The South China Sea has long been regarded as one of the key potential flashpoints for conflict in the Asia-Pacific, alongside North Korea and Taiwan. Recently tensions have been on the rise and relations between China and the other South China Sea littoral states have become more fraught – characterised not only by diplomatic claim and counter-claim (though frequently framed in less than diplomatic language) but also, more worryingly, by confrontations at sea.
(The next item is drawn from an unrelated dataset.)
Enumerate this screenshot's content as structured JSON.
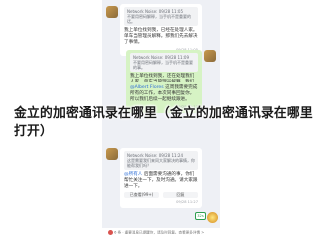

Context, as they say, is everything. This article briefly outlines geopolitical drivers that sustain these complex and seemingly intractable disputes, and seeks to shed light on their international legal dimensions. It suggests that China in particular has been driven to adopt extreme positions in order to secure access to what Beijing tends to regard as its proper share of the resources, especially seabed energy reserves, of the South China Sea. However, such resources may not, in fact, prove to be the kind of panacea for regional energy security concerns that they are sometimes perceived to represent. Nonetheless, if present trends are sustained, further incidents are highly likely. Before proceeding to assessment of those issues, a brief consideration of the disputed South China Sea islands is in order.